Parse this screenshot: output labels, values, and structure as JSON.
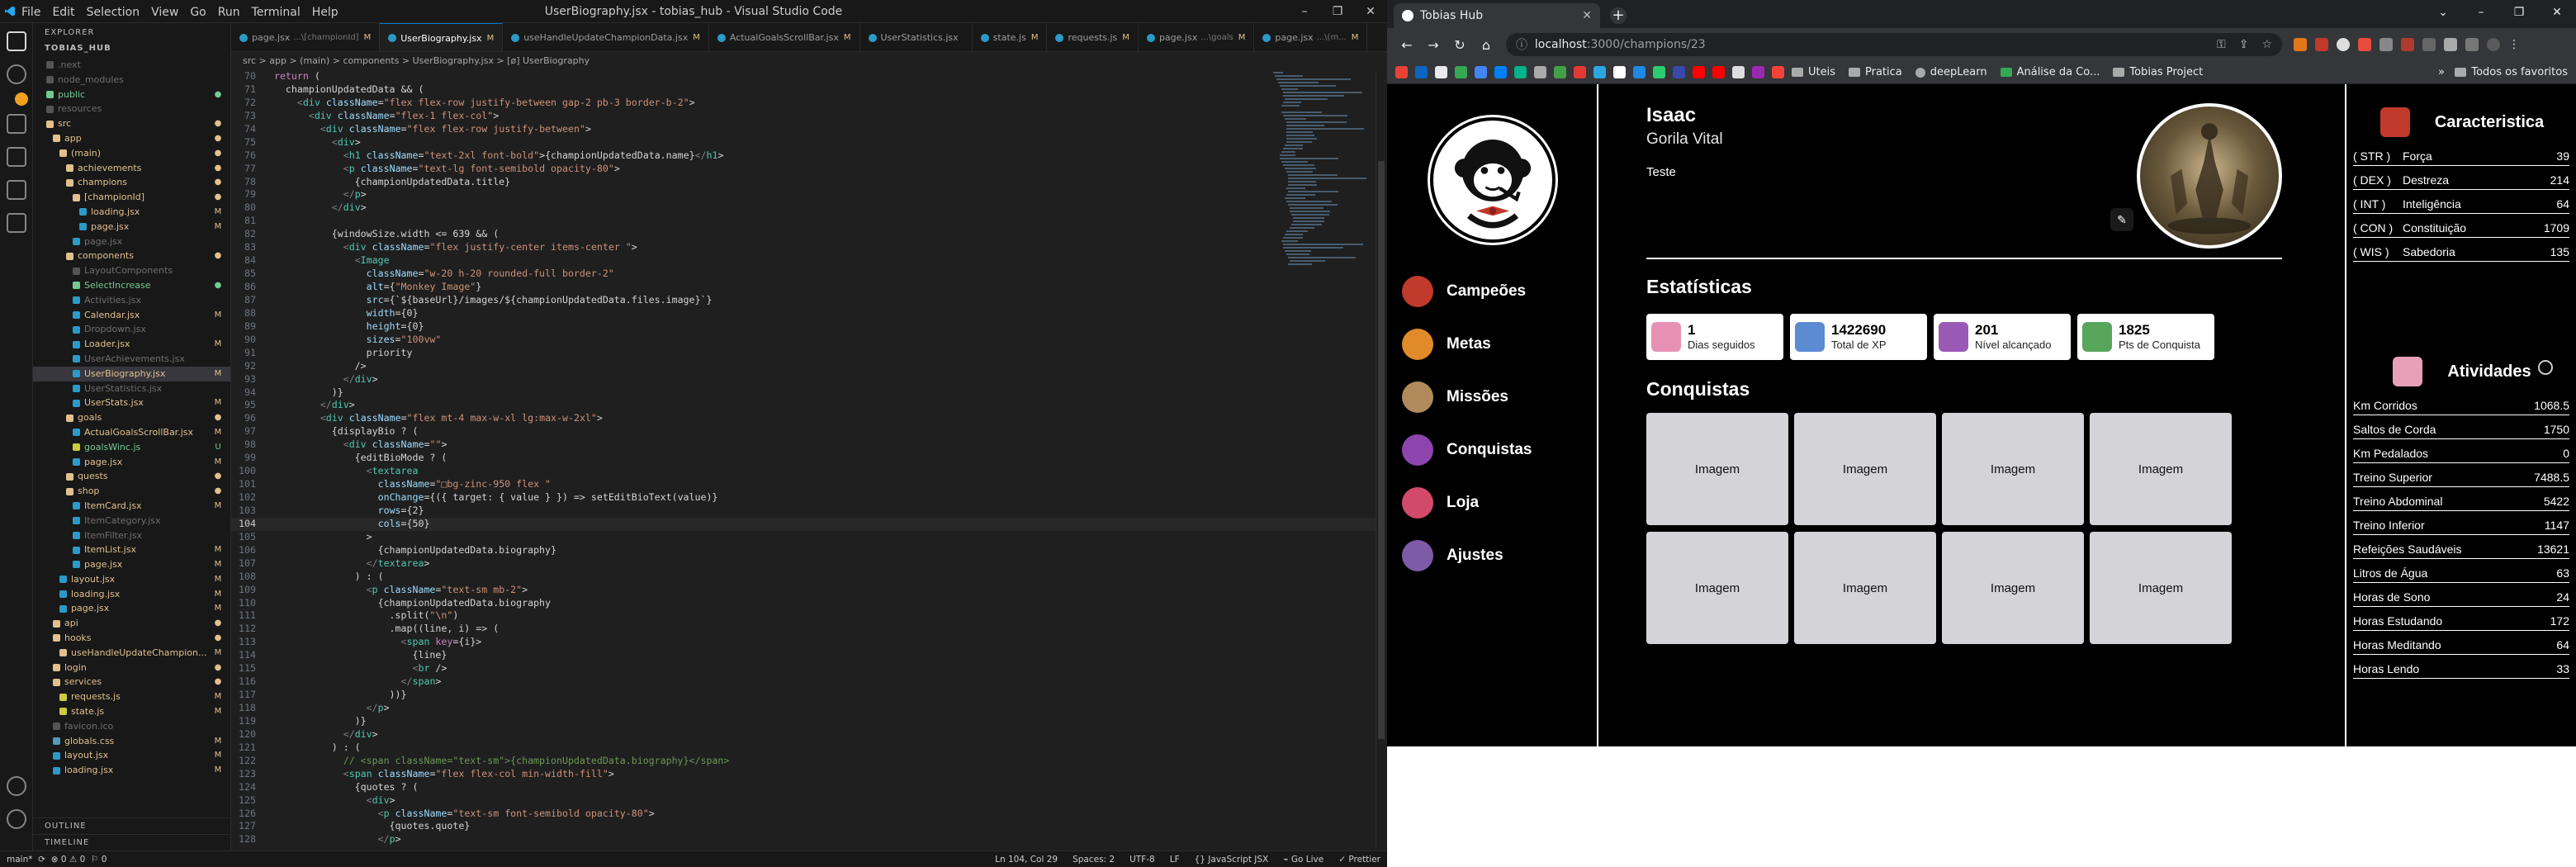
{
  "vscode": {
    "window_title": "UserBiography.jsx - tobias_hub - Visual Studio Code",
    "menu": [
      "File",
      "Edit",
      "Selection",
      "View",
      "Go",
      "Run",
      "Terminal",
      "Help"
    ],
    "explorer_header": "EXPLORER",
    "project_header": "TOBIAS_HUB",
    "tree": [
      {
        "name": ".next",
        "indent": 1,
        "kind": "dim",
        "status": ""
      },
      {
        "name": "node_modules",
        "indent": 1,
        "kind": "dim",
        "status": ""
      },
      {
        "name": "public",
        "indent": 1,
        "kind": "unt",
        "status": "●"
      },
      {
        "name": "resources",
        "indent": 1,
        "kind": "dim",
        "status": ""
      },
      {
        "name": "src",
        "indent": 1,
        "kind": "mod",
        "status": "●"
      },
      {
        "name": "app",
        "indent": 2,
        "kind": "mod",
        "status": "●"
      },
      {
        "name": "(main)",
        "indent": 3,
        "kind": "mod",
        "status": "●"
      },
      {
        "name": "achievements",
        "indent": 4,
        "kind": "mod",
        "status": "●"
      },
      {
        "name": "champions",
        "indent": 4,
        "kind": "mod",
        "status": "●"
      },
      {
        "name": "[championId]",
        "indent": 5,
        "kind": "mod",
        "status": "●"
      },
      {
        "name": "loading.jsx",
        "indent": 6,
        "kind": "mod",
        "status": "M"
      },
      {
        "name": "page.jsx",
        "indent": 6,
        "kind": "mod",
        "status": "M"
      },
      {
        "name": "page.jsx",
        "indent": 5,
        "kind": "dim",
        "status": ""
      },
      {
        "name": "components",
        "indent": 4,
        "kind": "mod",
        "status": "●"
      },
      {
        "name": "LayoutComponents",
        "indent": 5,
        "kind": "dim",
        "status": ""
      },
      {
        "name": "SelectIncrease",
        "indent": 5,
        "kind": "unt",
        "status": "●"
      },
      {
        "name": "Activities.jsx",
        "indent": 5,
        "kind": "dim",
        "status": ""
      },
      {
        "name": "Calendar.jsx",
        "indent": 5,
        "kind": "mod",
        "status": "M"
      },
      {
        "name": "Dropdown.jsx",
        "indent": 5,
        "kind": "dim",
        "status": ""
      },
      {
        "name": "Loader.jsx",
        "indent": 5,
        "kind": "mod",
        "status": "M"
      },
      {
        "name": "UserAchievements.jsx",
        "indent": 5,
        "kind": "dim",
        "status": ""
      },
      {
        "name": "UserBiography.jsx",
        "indent": 5,
        "kind": "mod",
        "status": "M",
        "selected": true
      },
      {
        "name": "UserStatistics.jsx",
        "indent": 5,
        "kind": "dim",
        "status": ""
      },
      {
        "name": "UserStats.jsx",
        "indent": 5,
        "kind": "mod",
        "status": "M"
      },
      {
        "name": "goals",
        "indent": 4,
        "kind": "mod",
        "status": "●"
      },
      {
        "name": "ActualGoalsScrollBar.jsx",
        "indent": 5,
        "kind": "mod",
        "status": "M"
      },
      {
        "name": "goalsWinc.js",
        "indent": 5,
        "kind": "unt",
        "status": "U"
      },
      {
        "name": "page.jsx",
        "indent": 5,
        "kind": "mod",
        "status": "M"
      },
      {
        "name": "quests",
        "indent": 4,
        "kind": "mod",
        "status": "●"
      },
      {
        "name": "shop",
        "indent": 4,
        "kind": "mod",
        "status": "●"
      },
      {
        "name": "ItemCard.jsx",
        "indent": 5,
        "kind": "mod",
        "status": "M"
      },
      {
        "name": "ItemCategory.jsx",
        "indent": 5,
        "kind": "dim",
        "status": ""
      },
      {
        "name": "ItemFilter.jsx",
        "indent": 5,
        "kind": "dim",
        "status": ""
      },
      {
        "name": "ItemList.jsx",
        "indent": 5,
        "kind": "mod",
        "status": "M"
      },
      {
        "name": "page.jsx",
        "indent": 5,
        "kind": "mod",
        "status": "M"
      },
      {
        "name": "layout.jsx",
        "indent": 3,
        "kind": "mod",
        "status": "M"
      },
      {
        "name": "loading.jsx",
        "indent": 3,
        "kind": "mod",
        "status": "M"
      },
      {
        "name": "page.jsx",
        "indent": 3,
        "kind": "mod",
        "status": "M"
      },
      {
        "name": "api",
        "indent": 2,
        "kind": "mod",
        "status": "●"
      },
      {
        "name": "hooks",
        "indent": 2,
        "kind": "mod",
        "status": "●"
      },
      {
        "name": "useHandleUpdateChampion...",
        "indent": 3,
        "kind": "mod",
        "status": "M"
      },
      {
        "name": "login",
        "indent": 2,
        "kind": "mod",
        "status": "●"
      },
      {
        "name": "services",
        "indent": 2,
        "kind": "mod",
        "status": "●"
      },
      {
        "name": "requests.js",
        "indent": 3,
        "kind": "mod",
        "status": "M"
      },
      {
        "name": "state.js",
        "indent": 3,
        "kind": "mod",
        "status": "M"
      },
      {
        "name": "favicon.ico",
        "indent": 2,
        "kind": "dim",
        "status": ""
      },
      {
        "name": "globals.css",
        "indent": 2,
        "kind": "mod",
        "status": "M"
      },
      {
        "name": "layout.jsx",
        "indent": 2,
        "kind": "mod",
        "status": "M"
      },
      {
        "name": "loading.jsx",
        "indent": 2,
        "kind": "mod",
        "status": "M"
      }
    ],
    "outline_label": "OUTLINE",
    "timeline_label": "TIMELINE",
    "tabs": [
      {
        "name": "page.jsx",
        "sub": "...\\[championId]",
        "mark": "M",
        "active": false
      },
      {
        "name": "UserBiography.jsx",
        "sub": "",
        "mark": "M",
        "active": true
      },
      {
        "name": "useHandleUpdateChampionData.jsx",
        "sub": "",
        "mark": "M",
        "active": false
      },
      {
        "name": "ActualGoalsScrollBar.jsx",
        "sub": "",
        "mark": "M",
        "active": false
      },
      {
        "name": "UserStatistics.jsx",
        "sub": "",
        "mark": "",
        "active": false
      },
      {
        "name": "state.js",
        "sub": "",
        "mark": "M",
        "active": false
      },
      {
        "name": "requests.js",
        "sub": "",
        "mark": "M",
        "active": false
      },
      {
        "name": "page.jsx",
        "sub": "...\\goals",
        "mark": "M",
        "active": false
      },
      {
        "name": "page.jsx",
        "sub": "...\\(m...",
        "mark": "M",
        "active": false
      }
    ],
    "breadcrumb": "src > app > (main) > components > UserBiography.jsx > [ø] UserBiography",
    "code_start": 70,
    "current_line": 104,
    "code": [
      "  return (",
      "    championUpdatedData && (",
      "      <div className=\"flex flex-row justify-between gap-2 pb-3 border-b-2\">",
      "        <div className=\"flex-1 flex-col\">",
      "          <div className=\"flex flex-row justify-between\">",
      "            <div>",
      "              <h1 className=\"text-2xl font-bold\">{championUpdatedData.name}</h1>",
      "              <p className=\"text-lg font-semibold opacity-80\">",
      "                {championUpdatedData.title}",
      "              </p>",
      "            </div>",
      "",
      "            {windowSize.width <= 639 && (",
      "              <div className=\"flex justify-center items-center \">",
      "                <Image",
      "                  className=\"w-20 h-20 rounded-full border-2\"",
      "                  alt={\"Monkey Image\"}",
      "                  src={`${baseUrl}/images/${championUpdatedData.files.image}`}",
      "                  width={0}",
      "                  height={0}",
      "                  sizes=\"100vw\"",
      "                  priority",
      "                />",
      "              </div>",
      "            )}",
      "          </div>",
      "          <div className=\"flex mt-4 max-w-xl lg:max-w-2xl\">",
      "            {displayBio ? (",
      "              <div className=\"\">",
      "                {editBioMode ? (",
      "                  <textarea",
      "                    className=\"□bg-zinc-950 flex \"",
      "                    onChange={({ target: { value } }) => setEditBioText(value)}",
      "                    rows={2}",
      "                    cols={50}",
      "                  >",
      "                    {championUpdatedData.biography}",
      "                  </textarea>",
      "                ) : (",
      "                  <p className=\"text-sm mb-2\">",
      "                    {championUpdatedData.biography",
      "                      .split(\"\\n\")",
      "                      .map((line, i) => (",
      "                        <span key={i}>",
      "                          {line}",
      "                          <br />",
      "                        </span>",
      "                      ))}",
      "                  </p>",
      "                )}",
      "              </div>",
      "            ) : (",
      "              // <span className=\"text-sm\">{championUpdatedData.biography}</span>",
      "              <span className=\"flex flex-col min-width-fill\">",
      "                {quotes ? (",
      "                  <div>",
      "                    <p className=\"text-sm font-semibold opacity-80\">",
      "                      {quotes.quote}",
      "                    </p>"
    ],
    "status": {
      "branch": "main*",
      "sync": "⟳",
      "problems": "⊗ 0 ⚠ 0",
      "info": "⚐ 0",
      "position": "Ln 104, Col 29",
      "spaces": "Spaces: 2",
      "encoding": "UTF-8",
      "eol": "LF",
      "language": "{} JavaScript JSX",
      "golive": "⌁ Go Live",
      "prettier": "✓ Prettier"
    }
  },
  "chrome": {
    "tab_title": "Tobias Hub",
    "url_host": "localhost",
    "url_path": ":3000/champions/23",
    "bookmarks": [
      "Uteis",
      "Pratica",
      "deepLearn",
      "Análise da Co...",
      "Tobias Project"
    ],
    "all_bookmarks": "Todos os favoritos"
  },
  "app": {
    "nav": [
      {
        "label": "Campeões",
        "icon": "champions-icon",
        "color": "#c0392b"
      },
      {
        "label": "Metas",
        "icon": "goals-icon",
        "color": "#e08a2a"
      },
      {
        "label": "Missões",
        "icon": "quests-icon",
        "color": "#b08a5a"
      },
      {
        "label": "Conquistas",
        "icon": "achievements-icon",
        "color": "#8e44ad"
      },
      {
        "label": "Loja",
        "icon": "shop-icon",
        "color": "#d24a6a"
      },
      {
        "label": "Ajustes",
        "icon": "settings-icon",
        "color": "#7d5ba6"
      }
    ],
    "profile": {
      "name": "Isaac",
      "title": "Gorila Vital",
      "bio": "Teste"
    },
    "stats_title": "Estatísticas",
    "stats": [
      {
        "value": "1",
        "label": "Dias seguidos",
        "color": "#e891b5"
      },
      {
        "value": "1422690",
        "label": "Total de XP",
        "color": "#5b8bd0"
      },
      {
        "value": "201",
        "label": "Nível alcançado",
        "color": "#9b59b6"
      },
      {
        "value": "1825",
        "label": "Pts de Conquista",
        "color": "#58a55c"
      }
    ],
    "achievements_title": "Conquistas",
    "achievement_label": "Imagem",
    "attributes_title": "Caracteristica",
    "attributes": [
      {
        "abbr": "( STR )",
        "name": "Força",
        "value": "39"
      },
      {
        "abbr": "( DEX )",
        "name": "Destreza",
        "value": "214"
      },
      {
        "abbr": "( INT )",
        "name": "Inteligência",
        "value": "64"
      },
      {
        "abbr": "( CON )",
        "name": "Constituição",
        "value": "1709"
      },
      {
        "abbr": "( WIS )",
        "name": "Sabedoria",
        "value": "135"
      }
    ],
    "activities_title": "Atividades",
    "activities": [
      {
        "name": "Km Corridos",
        "value": "1068.5"
      },
      {
        "name": "Saltos de Corda",
        "value": "1750"
      },
      {
        "name": "Km Pedalados",
        "value": "0"
      },
      {
        "name": "Treino Superior",
        "value": "7488.5"
      },
      {
        "name": "Treino Abdominal",
        "value": "5422"
      },
      {
        "name": "Treino Inferior",
        "value": "1147"
      },
      {
        "name": "Refeições Saudáveis",
        "value": "13621"
      },
      {
        "name": "Litros de Água",
        "value": "63"
      },
      {
        "name": "Horas de Sono",
        "value": "24"
      },
      {
        "name": "Horas Estudando",
        "value": "172"
      },
      {
        "name": "Horas Meditando",
        "value": "64"
      },
      {
        "name": "Horas Lendo",
        "value": "33"
      }
    ]
  }
}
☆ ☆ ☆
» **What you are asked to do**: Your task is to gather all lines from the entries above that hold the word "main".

» **Your solution**:
        "name": "(main)",
    "breadcrumb": "src > app > (main) > components > UserBiography.jsx > [ø] UserBiography",
      "branch": "main*",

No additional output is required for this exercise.